┌────────
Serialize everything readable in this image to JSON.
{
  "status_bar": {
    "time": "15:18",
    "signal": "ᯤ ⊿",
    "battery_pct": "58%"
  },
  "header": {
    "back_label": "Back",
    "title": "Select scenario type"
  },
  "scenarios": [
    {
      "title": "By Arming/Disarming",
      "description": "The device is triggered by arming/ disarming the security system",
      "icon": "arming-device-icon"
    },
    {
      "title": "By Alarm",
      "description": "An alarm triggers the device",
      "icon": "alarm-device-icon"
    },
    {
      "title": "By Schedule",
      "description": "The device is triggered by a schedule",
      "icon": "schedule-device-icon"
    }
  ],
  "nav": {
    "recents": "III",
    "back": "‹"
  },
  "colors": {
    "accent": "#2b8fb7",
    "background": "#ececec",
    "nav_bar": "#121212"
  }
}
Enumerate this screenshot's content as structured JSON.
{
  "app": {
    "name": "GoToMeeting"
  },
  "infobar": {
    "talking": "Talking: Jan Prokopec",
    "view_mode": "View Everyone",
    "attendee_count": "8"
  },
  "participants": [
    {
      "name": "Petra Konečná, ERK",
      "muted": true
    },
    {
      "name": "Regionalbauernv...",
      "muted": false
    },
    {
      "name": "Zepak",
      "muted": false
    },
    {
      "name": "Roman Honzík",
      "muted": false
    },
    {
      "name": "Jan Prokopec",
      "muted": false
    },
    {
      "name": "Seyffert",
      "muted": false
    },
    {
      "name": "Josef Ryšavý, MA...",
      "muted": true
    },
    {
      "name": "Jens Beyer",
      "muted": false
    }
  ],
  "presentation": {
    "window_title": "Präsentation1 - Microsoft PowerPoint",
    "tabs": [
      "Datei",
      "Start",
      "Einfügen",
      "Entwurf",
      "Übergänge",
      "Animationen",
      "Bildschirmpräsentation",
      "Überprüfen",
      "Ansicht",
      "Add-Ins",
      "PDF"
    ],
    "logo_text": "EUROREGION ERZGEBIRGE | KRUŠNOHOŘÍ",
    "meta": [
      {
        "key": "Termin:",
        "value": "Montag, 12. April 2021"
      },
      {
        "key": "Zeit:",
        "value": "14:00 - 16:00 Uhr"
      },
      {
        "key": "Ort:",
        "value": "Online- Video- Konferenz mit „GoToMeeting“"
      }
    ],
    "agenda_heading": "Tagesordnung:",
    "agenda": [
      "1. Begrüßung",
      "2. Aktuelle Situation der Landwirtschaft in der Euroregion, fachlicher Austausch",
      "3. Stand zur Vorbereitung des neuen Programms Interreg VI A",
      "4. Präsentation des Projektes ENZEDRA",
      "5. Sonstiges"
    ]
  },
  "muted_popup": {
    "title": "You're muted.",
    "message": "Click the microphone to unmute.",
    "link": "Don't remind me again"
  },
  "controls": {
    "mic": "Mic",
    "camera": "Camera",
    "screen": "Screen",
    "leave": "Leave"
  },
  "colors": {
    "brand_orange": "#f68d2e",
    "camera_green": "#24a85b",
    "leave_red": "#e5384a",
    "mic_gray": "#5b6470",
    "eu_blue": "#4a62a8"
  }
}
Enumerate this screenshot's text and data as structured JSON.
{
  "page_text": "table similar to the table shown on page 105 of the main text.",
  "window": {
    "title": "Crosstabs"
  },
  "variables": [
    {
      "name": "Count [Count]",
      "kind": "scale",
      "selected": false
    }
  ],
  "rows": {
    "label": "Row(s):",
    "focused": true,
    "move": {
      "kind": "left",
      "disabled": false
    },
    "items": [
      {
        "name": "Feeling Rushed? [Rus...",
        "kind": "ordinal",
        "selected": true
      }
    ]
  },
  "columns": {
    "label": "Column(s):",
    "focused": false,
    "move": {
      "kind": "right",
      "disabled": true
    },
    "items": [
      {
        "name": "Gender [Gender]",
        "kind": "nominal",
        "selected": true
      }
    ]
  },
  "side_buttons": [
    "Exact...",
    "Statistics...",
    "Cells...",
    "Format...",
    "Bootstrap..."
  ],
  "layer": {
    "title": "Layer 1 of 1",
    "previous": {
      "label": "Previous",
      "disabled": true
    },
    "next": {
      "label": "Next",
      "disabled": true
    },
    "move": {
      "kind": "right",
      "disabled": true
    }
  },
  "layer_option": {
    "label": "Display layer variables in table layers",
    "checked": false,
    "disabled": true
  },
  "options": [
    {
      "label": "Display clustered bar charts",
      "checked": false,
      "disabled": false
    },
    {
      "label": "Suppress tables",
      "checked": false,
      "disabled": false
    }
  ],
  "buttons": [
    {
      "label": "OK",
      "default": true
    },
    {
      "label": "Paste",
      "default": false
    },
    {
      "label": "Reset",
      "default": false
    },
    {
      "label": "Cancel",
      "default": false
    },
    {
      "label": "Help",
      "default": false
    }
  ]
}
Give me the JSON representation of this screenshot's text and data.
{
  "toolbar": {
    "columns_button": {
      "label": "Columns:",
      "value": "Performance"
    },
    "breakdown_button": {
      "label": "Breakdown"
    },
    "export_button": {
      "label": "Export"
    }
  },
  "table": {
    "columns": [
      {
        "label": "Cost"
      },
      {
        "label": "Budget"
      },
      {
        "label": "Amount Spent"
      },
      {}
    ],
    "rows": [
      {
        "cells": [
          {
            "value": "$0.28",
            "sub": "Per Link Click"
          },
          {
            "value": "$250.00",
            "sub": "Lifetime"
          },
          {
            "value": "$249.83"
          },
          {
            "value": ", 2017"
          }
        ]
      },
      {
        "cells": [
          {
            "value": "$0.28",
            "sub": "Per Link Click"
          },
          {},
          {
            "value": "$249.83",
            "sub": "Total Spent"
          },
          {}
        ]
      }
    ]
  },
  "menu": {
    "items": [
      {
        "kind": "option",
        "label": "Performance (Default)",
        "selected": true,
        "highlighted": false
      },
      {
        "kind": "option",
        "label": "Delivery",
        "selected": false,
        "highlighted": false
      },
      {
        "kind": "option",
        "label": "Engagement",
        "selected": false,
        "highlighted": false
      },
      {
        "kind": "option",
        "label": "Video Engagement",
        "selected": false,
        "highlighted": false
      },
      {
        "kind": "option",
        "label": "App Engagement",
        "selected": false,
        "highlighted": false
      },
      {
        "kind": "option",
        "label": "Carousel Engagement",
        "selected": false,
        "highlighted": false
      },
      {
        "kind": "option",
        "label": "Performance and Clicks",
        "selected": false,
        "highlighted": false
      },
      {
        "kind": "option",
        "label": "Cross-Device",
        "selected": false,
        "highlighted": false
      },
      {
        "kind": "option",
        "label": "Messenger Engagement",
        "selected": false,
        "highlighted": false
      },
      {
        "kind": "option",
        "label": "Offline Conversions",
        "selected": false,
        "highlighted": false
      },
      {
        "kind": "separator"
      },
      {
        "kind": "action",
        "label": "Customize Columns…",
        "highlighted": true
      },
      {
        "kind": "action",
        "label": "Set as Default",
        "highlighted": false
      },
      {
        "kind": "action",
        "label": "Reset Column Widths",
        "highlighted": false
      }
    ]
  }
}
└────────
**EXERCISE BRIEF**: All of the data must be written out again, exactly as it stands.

**TASK SOLUTION**:
Serialize everything readable in this image to JSON.
{
  "status_bar": {
    "time": "15:18",
    "signal": "ᯤ ⊿",
    "battery_pct": "58%"
  },
  "header": {
    "back_label": "Back",
    "title": "Select scenario type"
  },
  "scenarios": [
    {
      "title": "By Arming/Disarming",
      "description": "The device is triggered by arming/ disarming the security system",
      "icon": "arming-device-icon"
    },
    {
      "title": "By Alarm",
      "description": "An alarm triggers the device",
      "icon": "alarm-device-icon"
    },
    {
      "title": "By Schedule",
      "description": "The device is triggered by a schedule",
      "icon": "schedule-device-icon"
    }
  ],
  "nav": {
    "recents": "III",
    "back": "‹"
  },
  "colors": {
    "accent": "#2b8fb7",
    "background": "#ececec",
    "nav_bar": "#121212"
  }
}
Enumerate this screenshot's content as structured JSON.
{
  "app": {
    "name": "GoToMeeting"
  },
  "infobar": {
    "talking": "Talking: Jan Prokopec",
    "view_mode": "View Everyone",
    "attendee_count": "8"
  },
  "participants": [
    {
      "name": "Petra Konečná, ERK",
      "muted": true
    },
    {
      "name": "Regionalbauernv...",
      "muted": false
    },
    {
      "name": "Zepak",
      "muted": false
    },
    {
      "name": "Roman Honzík",
      "muted": false
    },
    {
      "name": "Jan Prokopec",
      "muted": false
    },
    {
      "name": "Seyffert",
      "muted": false
    },
    {
      "name": "Josef Ryšavý, MA...",
      "muted": true
    },
    {
      "name": "Jens Beyer",
      "muted": false
    }
  ],
  "presentation": {
    "window_title": "Präsentation1 - Microsoft PowerPoint",
    "tabs": [
      "Datei",
      "Start",
      "Einfügen",
      "Entwurf",
      "Übergänge",
      "Animationen",
      "Bildschirmpräsentation",
      "Überprüfen",
      "Ansicht",
      "Add-Ins",
      "PDF"
    ],
    "logo_text": "EUROREGION ERZGEBIRGE | KRUŠNOHOŘÍ",
    "meta": [
      {
        "key": "Termin:",
        "value": "Montag, 12. April 2021"
      },
      {
        "key": "Zeit:",
        "value": "14:00 - 16:00 Uhr"
      },
      {
        "key": "Ort:",
        "value": "Online- Video- Konferenz mit „GoToMeeting“"
      }
    ],
    "agenda_heading": "Tagesordnung:",
    "agenda": [
      "1. Begrüßung",
      "2. Aktuelle Situation der Landwirtschaft in der Euroregion, fachlicher Austausch",
      "3. Stand zur Vorbereitung des neuen Programms Interreg VI A",
      "4. Präsentation des Projektes ENZEDRA",
      "5. Sonstiges"
    ]
  },
  "muted_popup": {
    "title": "You're muted.",
    "message": "Click the microphone to unmute.",
    "link": "Don't remind me again"
  },
  "controls": {
    "mic": "Mic",
    "camera": "Camera",
    "screen": "Screen",
    "leave": "Leave"
  },
  "colors": {
    "brand_orange": "#f68d2e",
    "camera_green": "#24a85b",
    "leave_red": "#e5384a",
    "mic_gray": "#5b6470",
    "eu_blue": "#4a62a8"
  }
}
Enumerate this screenshot's text and data as structured JSON.
{
  "page_text": "table similar to the table shown on page 105 of the main text.",
  "window": {
    "title": "Crosstabs"
  },
  "variables": [
    {
      "name": "Count [Count]",
      "kind": "scale",
      "selected": false
    }
  ],
  "rows": {
    "label": "Row(s):",
    "focused": true,
    "move": {
      "kind": "left",
      "disabled": false
    },
    "items": [
      {
        "name": "Feeling Rushed? [Rus...",
        "kind": "ordinal",
        "selected": true
      }
    ]
  },
  "columns": {
    "label": "Column(s):",
    "focused": false,
    "move": {
      "kind": "right",
      "disabled": true
    },
    "items": [
      {
        "name": "Gender [Gender]",
        "kind": "nominal",
        "selected": true
      }
    ]
  },
  "side_buttons": [
    "Exact...",
    "Statistics...",
    "Cells...",
    "Format...",
    "Bootstrap..."
  ],
  "layer": {
    "title": "Layer 1 of 1",
    "previous": {
      "label": "Previous",
      "disabled": true
    },
    "next": {
      "label": "Next",
      "disabled": true
    },
    "move": {
      "kind": "right",
      "disabled": true
    }
  },
  "layer_option": {
    "label": "Display layer variables in table layers",
    "checked": false,
    "disabled": true
  },
  "options": [
    {
      "label": "Display clustered bar charts",
      "checked": false,
      "disabled": false
    },
    {
      "label": "Suppress tables",
      "checked": false,
      "disabled": false
    }
  ],
  "buttons": [
    {
      "label": "OK",
      "default": true
    },
    {
      "label": "Paste",
      "default": false
    },
    {
      "label": "Reset",
      "default": false
    },
    {
      "label": "Cancel",
      "default": false
    },
    {
      "label": "Help",
      "default": false
    }
  ]
}
Give me the JSON representation of this screenshot's text and data.
{
  "toolbar": {
    "columns_button": {
      "label": "Columns:",
      "value": "Performance"
    },
    "breakdown_button": {
      "label": "Breakdown"
    },
    "export_button": {
      "label": "Export"
    }
  },
  "table": {
    "columns": [
      {
        "label": "Cost"
      },
      {
        "label": "Budget"
      },
      {
        "label": "Amount Spent"
      },
      {}
    ],
    "rows": [
      {
        "cells": [
          {
            "value": "$0.28",
            "sub": "Per Link Click"
          },
          {
            "value": "$250.00",
            "sub": "Lifetime"
          },
          {
            "value": "$249.83"
          },
          {
            "value": ", 2017"
          }
        ]
      },
      {
        "cells": [
          {
            "value": "$0.28",
            "sub": "Per Link Click"
          },
          {},
          {
            "value": "$249.83",
            "sub": "Total Spent"
          },
          {}
        ]
      }
    ]
  },
  "menu": {
    "items": [
      {
        "kind": "option",
        "label": "Performance (Default)",
        "selected": true,
        "highlighted": false
      },
      {
        "kind": "option",
        "label": "Delivery",
        "selected": false,
        "highlighted": false
      },
      {
        "kind": "option",
        "label": "Engagement",
        "selected": false,
        "highlighted": false
      },
      {
        "kind": "option",
        "label": "Video Engagement",
        "selected": false,
        "highlighted": false
      },
      {
        "kind": "option",
        "label": "App Engagement",
        "selected": false,
        "highlighted": false
      },
      {
        "kind": "option",
        "label": "Carousel Engagement",
        "selected": false,
        "highlighted": false
      },
      {
        "kind": "option",
        "label": "Performance and Clicks",
        "selected": false,
        "highlighted": false
      },
      {
        "kind": "option",
        "label": "Cross-Device",
        "selected": false,
        "highlighted": false
      },
      {
        "kind": "option",
        "label": "Messenger Engagement",
        "selected": false,
        "highlighted": false
      },
      {
        "kind": "option",
        "label": "Offline Conversions",
        "selected": false,
        "highlighted": false
      },
      {
        "kind": "separator"
      },
      {
        "kind": "action",
        "label": "Customize Columns…",
        "highlighted": true
      },
      {
        "kind": "action",
        "label": "Set as Default",
        "highlighted": false
      },
      {
        "kind": "action",
        "label": "Reset Column Widths",
        "highlighted": false
      }
    ]
  }
}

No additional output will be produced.